"Not yet," she conceded. "But I hope to change that. My name's Lisa, by the way. What's yours?"
"Watt," he grunted.
"Fine, don't tell me then," she huffed. He shook his head, the smirk creeping across his full, sensual mouth. Her older sister Maud would be drooling by now if she caught sight of that mouth. Then she'd be trying to come up with ways to coax him into kissing her, Lisa mused. Maud had quite the roving eye, which had gotten her into several compromising situations in the past. Lisa was much more reserved when it came to the male persuasion, though she could definitely see the appeal of this one.
"My name is Watt," he said with wry amusement.
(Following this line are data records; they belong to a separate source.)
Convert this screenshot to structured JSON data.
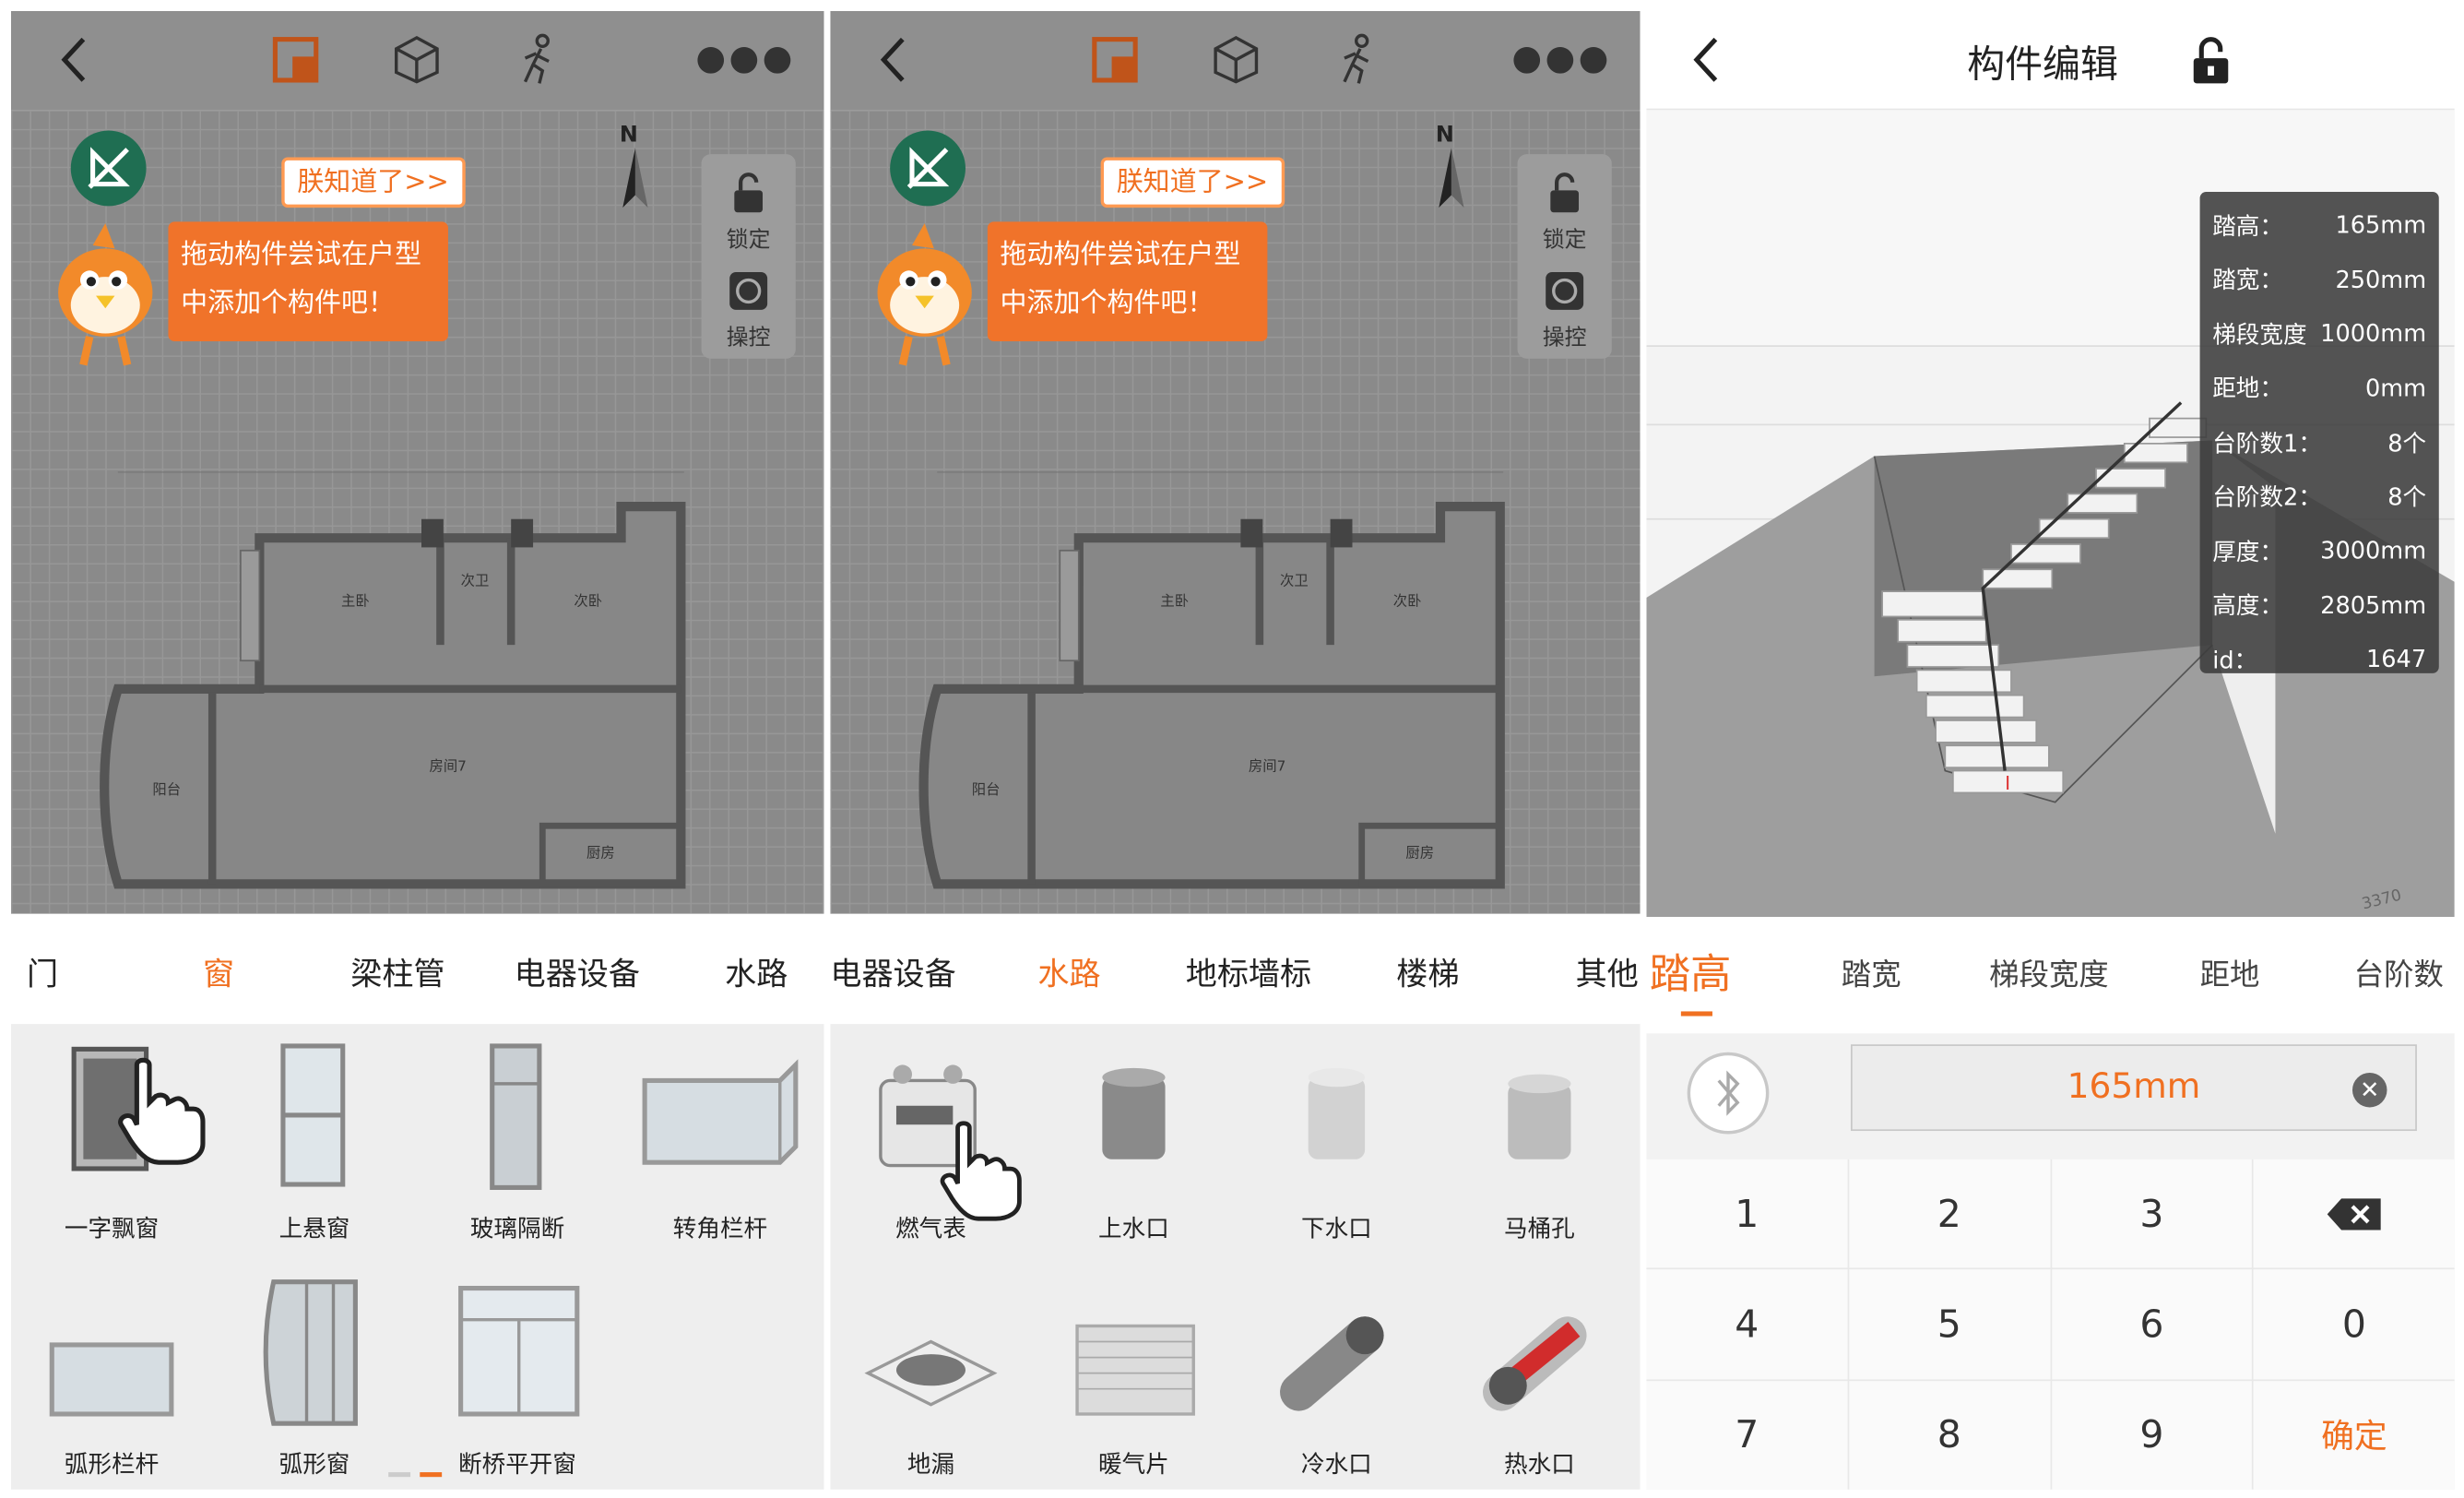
{
  "panel1": {
    "know": "朕知道了>>",
    "bubble": [
      "拖动构件尝试在户型",
      "中添加个构件吧！"
    ],
    "side": {
      "lock": "锁定",
      "control": "操控"
    },
    "north": "N",
    "plan_labels": {
      "master": "主卧",
      "guest_bath": "次卫",
      "guest_bed": "次卧",
      "room7": "房间7",
      "balcony": "阳台",
      "kitchen": "厨房"
    },
    "categories": [
      "门",
      "窗",
      "梁柱管",
      "电器设备",
      "水路"
    ],
    "active_category": "窗",
    "items": [
      "一字飘窗",
      "上悬窗",
      "玻璃隔断",
      "转角栏杆",
      "弧形栏杆",
      "弧形窗",
      "断桥平开窗"
    ]
  },
  "panel2": {
    "know": "朕知道了>>",
    "bubble": [
      "拖动构件尝试在户型",
      "中添加个构件吧！"
    ],
    "side": {
      "lock": "锁定",
      "control": "操控"
    },
    "north": "N",
    "plan_labels": {
      "master": "主卧",
      "guest_bath": "次卫",
      "guest_bed": "次卧",
      "room7": "房间7",
      "balcony": "阳台",
      "kitchen": "厨房"
    },
    "categories": [
      "电器设备",
      "水路",
      "地标墙标",
      "楼梯",
      "其他"
    ],
    "active_category": "水路",
    "items": [
      "燃气表",
      "上水口",
      "下水口",
      "马桶孔",
      "地漏",
      "暖气片",
      "冷水口",
      "热水口"
    ]
  },
  "panel3": {
    "title": "构件编辑",
    "info": [
      {
        "k": "踏高：",
        "v": "165mm"
      },
      {
        "k": "踏宽：",
        "v": "250mm"
      },
      {
        "k": "梯段宽度",
        "v": "1000mm"
      },
      {
        "k": "距地：",
        "v": "0mm"
      },
      {
        "k": "台阶数1：",
        "v": "8个"
      },
      {
        "k": "台阶数2：",
        "v": "8个"
      },
      {
        "k": "厚度：",
        "v": "3000mm"
      },
      {
        "k": "高度：",
        "v": "2805mm"
      },
      {
        "k": "id：",
        "v": "1647"
      }
    ],
    "tabs": [
      "踏高",
      "踏宽",
      "梯段宽度",
      "距地",
      "台阶数"
    ],
    "active_tab": "踏高",
    "value": "165mm",
    "keys": [
      "1",
      "2",
      "3",
      "⌫",
      "4",
      "5",
      "6",
      "0",
      "7",
      "8",
      "9",
      "确定"
    ],
    "scene_dim": "3370"
  },
  "colors": {
    "accent": "#f07021",
    "overlay": "#8f8f8f"
  }
}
"Oh! Like Walter only shorter!" Lisa nodded once to herself, pleased to have remembered that interesting trait of the common folk. They almost never used the formal versions of their names. Sometimes they didn't have formal names at all. Their parents would give them the truncated version at birth. She herself wasn't formally named Lisa, but rather Lisette. Her childhood nurse had called her Lisa when she was too small to realize why it annoyed her mother, so that's what she had been calling herself since making a run for it several months ago.
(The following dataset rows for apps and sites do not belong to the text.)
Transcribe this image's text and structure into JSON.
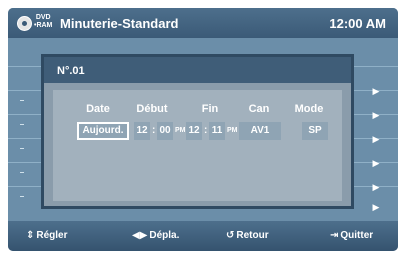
{
  "header": {
    "disc_label_top": "DVD",
    "disc_label_bottom": "•RAM",
    "title": "Minuterie-Standard",
    "clock": "12:00 AM"
  },
  "dialog": {
    "title": "N°.01",
    "columns": {
      "date": "Date",
      "start": "Début",
      "end": "Fin",
      "channel": "Can",
      "mode": "Mode"
    },
    "values": {
      "date": "Aujourd.",
      "start_hour": "12",
      "start_min": "00",
      "start_ampm": "PM",
      "end_hour": "12",
      "end_min": "11",
      "end_ampm": "PM",
      "channel": "AV1",
      "mode": "SP"
    }
  },
  "footer": {
    "adjust_icon": "up-down-icon",
    "adjust": "Régler",
    "move_icon": "left-right-icon",
    "move": "Dépla.",
    "return_icon": "return-icon",
    "return": "Retour",
    "exit_icon": "exit-icon",
    "exit": "Quitter"
  },
  "colors": {
    "background": "#5b7e9c",
    "header": "#3b5a77",
    "dialog": "#8a9cab"
  }
}
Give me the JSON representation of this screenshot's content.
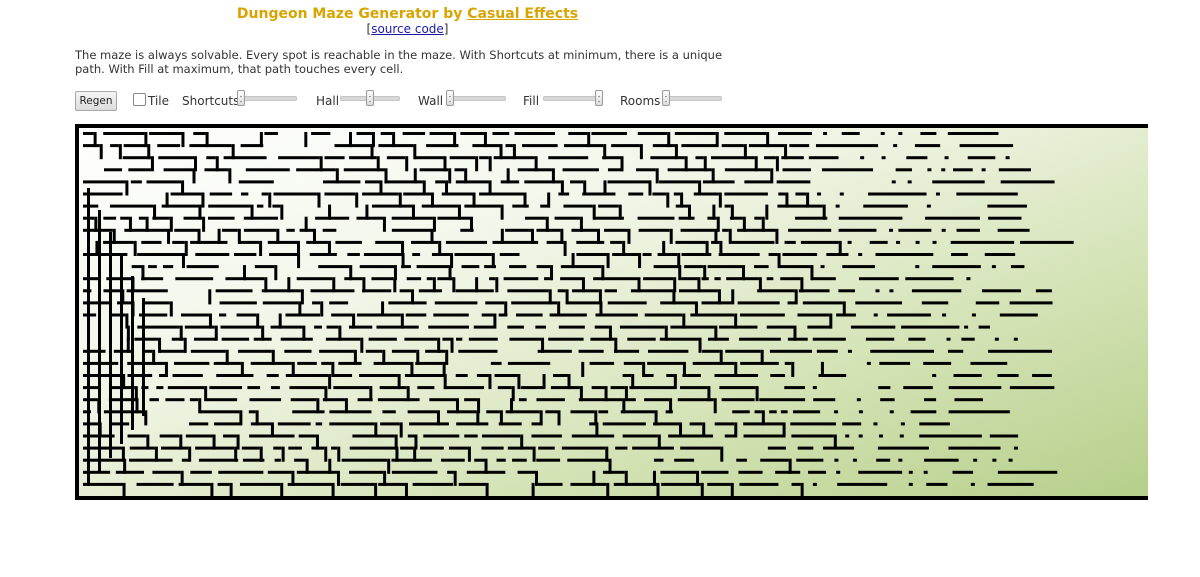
{
  "header": {
    "title_prefix": "Dungeon Maze Generator by ",
    "title_link": "Casual Effects",
    "source_open": "[",
    "source_link": "source code",
    "source_close": "]"
  },
  "description": "The maze is always solvable. Every spot is reachable in the maze. With Shortcuts at minimum, there is a unique path. With Fill at maximum, that path touches every cell.",
  "controls": {
    "regen_label": "Regen",
    "tile_label": "Tile",
    "tile_checked": false,
    "sliders": [
      {
        "label": "Shortcuts",
        "value": 0.0
      },
      {
        "label": "Hall",
        "value": 0.5
      },
      {
        "label": "Wall",
        "value": 0.0
      },
      {
        "label": "Fill",
        "value": 1.0
      },
      {
        "label": "Rooms",
        "value": 0.0
      }
    ]
  },
  "colors": {
    "title": "#d9a400",
    "link": "#1a1aa6",
    "wall": "#000000",
    "maze_bg_start": "#ffffff",
    "maze_bg_end": "#b6cf8a"
  }
}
"Yes, like Walter," the very tall young man said, shaking his head.
"Well, Walter, why are you trying to make a living as a soldier if you are trained as a blacksmith?"
"Like Walter, but not actually Walter," he corrected. "My name is Watt, and I'm a third son of a village blacksmith, which means there's nothing for me to inherit other than the skills me da could teach. Given the choice between marrying my way into an established smithy or working in someone else's, most likely my brother's once he inherits, I chose to soldier, instead."
"That's not all that different from my situation," Lisa said with false casualness. "I have some talent with magic but my family wanted me to marry a man three times my age and spend my days popping out babies and keeping his house. So I left home to find myself a master mage to apprentice myself to."
"That's nice," Watt observed laconically, clearly not interested in her story. It wasn't a lie, though, even if it wasn't exactly the whole truth.
"This morning, my master turned me out," she continued doggedly. "He said he wasn't making enough money off my skills to pay for my room and board. He tossed back what was left of the coin I'd paid for my apprenticeship and told me to find some other career to study."
"I take it you aren't very good, then," Watt said as he looked around the market square.
"I'm very good at somethings," she shot back huffily. "For instance, I can tell you that you won't find anyone selling provisions. There's no food to be had. That's the real reason I was turned out. And by the sounds of it, that's the real reason Captain Jarack turned you away, too."
"Part of it, anyway," Watt said, sparing her a quick frown. "That didn't exactly require skill, only a bit of observation. There are no merchants selling their wears in the market square."
"You'd be surprised how much the efficient application of magic relies on keen observation," she shot back at him.
"No, I wouldn't," he said in a wry voice. "Most things in life turn out better if you are paying attention. Is there a point to your rambling story?"
"The point I was trying to make is that we both seem to have the same problem, no readily available work. The answer to that problem is clear," Lisa said. "We need to get across the river, which is being troubled by a troll. I can't cross with just my magic and you can't vanquish the troll by yourself."
"So what are you suggesting?" he asked, though it was clear he knew what her point was.
"You get me close enough to the troll to see what the situation is and I'll give you a spell that will enable you to defeat it."